The documentary follows the lives of five American women active in the fields of sociology, media, and communication research in the 1940s and after. They are representative figures in a generation of mostly-unsung women who collectively made important contributions to the social scientific understanding of media, audiences, propaganda, social influence, voting behavior, and celebrity at a time when those phenomena were relatively little understood. From growing up in the Depression to graduating from college while the nation was mobilized for World War II, these women were presented with opportunities and constraints in crafting careers in male-dominated occupations. They tell their stories in this rich and sensitive documentary directed and produced by award-winning filmmaker Naomi McCormack. In the process, they narrate a kind of history-from-the-margins about a founding moment in media research, and address topics of continuing concern to students, researchers, and citizens today.

Thelma Ehrlich Anderson, Joan Doris Goldhamer, Gladys Engel Lang, Thelma Herman McCormack, and Yole Granata Sills were among dozens if not scores of women who had an important hand in establishing media and communications research as fields of inquiry in the 1930s and 1940s. These women have generally dropped from view, in histories that emphasize the more famous men they worked with or for, including Robert Park, Ernest Burgess, Paul Lazarsfeld, Robert K. Merton, and C. Wright Mills. This larger group of women ranged from those who earned doctorates and wrote important books or articles; through research associates given independent research tasks and sometimes garnering second authorship, to interviewers, coders, stenotypists, and secretaries (see Women in Media Research).

Anderson, Goldhamer, Lang, McCormack, and Sills take us to a different era of mass media, social science, and gender. They tell personal stories about influential institutions like Columbia University's Bureau for Applied Social Research, the Voice of America, and the Social Science review Council as well as anecdotes about the development of research methods like the focused interview. More generally, they give us a sense of what it was like to come of age as college-educated women among what has been called "the greatest generation."

The film will appeal to students, scholars, and others with interests in the history of media and communication  studies, the history of sociology, women's studies, and American life in the middle of the twentieth century.
This website picks up where the film left off, further exploring the lives of these five women, uncovering the stories of more women in the field, and exploring some of the methods and key studies in early communication research. The information on the website focuses on the development of communication as a field of study and early media research in the United States from 1930s-1960s.
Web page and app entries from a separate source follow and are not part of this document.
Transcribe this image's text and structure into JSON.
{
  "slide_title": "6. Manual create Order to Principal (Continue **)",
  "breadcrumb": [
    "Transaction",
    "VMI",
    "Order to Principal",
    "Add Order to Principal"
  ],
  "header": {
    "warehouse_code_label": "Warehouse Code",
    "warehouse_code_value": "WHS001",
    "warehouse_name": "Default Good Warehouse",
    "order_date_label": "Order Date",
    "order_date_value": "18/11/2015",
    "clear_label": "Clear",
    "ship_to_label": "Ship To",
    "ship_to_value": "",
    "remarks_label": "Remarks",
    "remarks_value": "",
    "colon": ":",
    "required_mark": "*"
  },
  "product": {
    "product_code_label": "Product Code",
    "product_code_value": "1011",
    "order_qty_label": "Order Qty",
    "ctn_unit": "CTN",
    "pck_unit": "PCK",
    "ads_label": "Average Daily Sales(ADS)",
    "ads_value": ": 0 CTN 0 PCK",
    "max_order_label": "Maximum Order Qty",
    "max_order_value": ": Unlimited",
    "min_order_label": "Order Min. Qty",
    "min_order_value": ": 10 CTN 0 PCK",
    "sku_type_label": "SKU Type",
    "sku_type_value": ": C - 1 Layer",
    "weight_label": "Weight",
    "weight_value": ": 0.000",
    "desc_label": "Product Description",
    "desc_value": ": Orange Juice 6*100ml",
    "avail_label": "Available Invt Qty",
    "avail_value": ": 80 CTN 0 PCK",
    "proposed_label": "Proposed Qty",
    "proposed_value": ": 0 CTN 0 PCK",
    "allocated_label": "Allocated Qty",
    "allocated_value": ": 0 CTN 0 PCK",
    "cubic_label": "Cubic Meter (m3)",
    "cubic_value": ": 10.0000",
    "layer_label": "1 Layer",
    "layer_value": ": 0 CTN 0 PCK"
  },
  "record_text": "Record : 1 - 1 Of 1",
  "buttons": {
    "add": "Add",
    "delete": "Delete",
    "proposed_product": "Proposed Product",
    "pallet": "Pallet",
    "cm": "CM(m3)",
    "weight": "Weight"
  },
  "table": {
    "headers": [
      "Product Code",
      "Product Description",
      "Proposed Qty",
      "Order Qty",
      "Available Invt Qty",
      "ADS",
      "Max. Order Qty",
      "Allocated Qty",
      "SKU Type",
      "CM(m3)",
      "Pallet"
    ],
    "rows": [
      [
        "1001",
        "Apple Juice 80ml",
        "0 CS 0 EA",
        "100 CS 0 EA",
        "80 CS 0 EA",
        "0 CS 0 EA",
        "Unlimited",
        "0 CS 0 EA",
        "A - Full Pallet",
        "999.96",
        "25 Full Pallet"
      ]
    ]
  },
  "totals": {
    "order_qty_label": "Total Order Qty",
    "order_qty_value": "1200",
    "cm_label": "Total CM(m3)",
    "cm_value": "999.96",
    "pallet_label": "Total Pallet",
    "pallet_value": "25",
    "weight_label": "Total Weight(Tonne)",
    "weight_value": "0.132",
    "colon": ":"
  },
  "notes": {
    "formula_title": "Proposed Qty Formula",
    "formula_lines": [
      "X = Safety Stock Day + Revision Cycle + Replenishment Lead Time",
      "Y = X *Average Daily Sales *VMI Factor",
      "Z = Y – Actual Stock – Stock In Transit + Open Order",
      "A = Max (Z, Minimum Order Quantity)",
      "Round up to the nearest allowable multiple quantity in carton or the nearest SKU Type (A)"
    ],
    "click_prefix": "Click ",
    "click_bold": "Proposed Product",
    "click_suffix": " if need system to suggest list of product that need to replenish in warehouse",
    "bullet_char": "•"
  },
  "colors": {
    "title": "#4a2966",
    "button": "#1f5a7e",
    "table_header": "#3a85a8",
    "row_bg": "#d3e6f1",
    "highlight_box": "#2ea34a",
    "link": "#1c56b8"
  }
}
We welcome suggestions and feedback. Click here to send us your comments.

Unless otherwise noted, all website content was written by Peter Simonson and Lauren Archer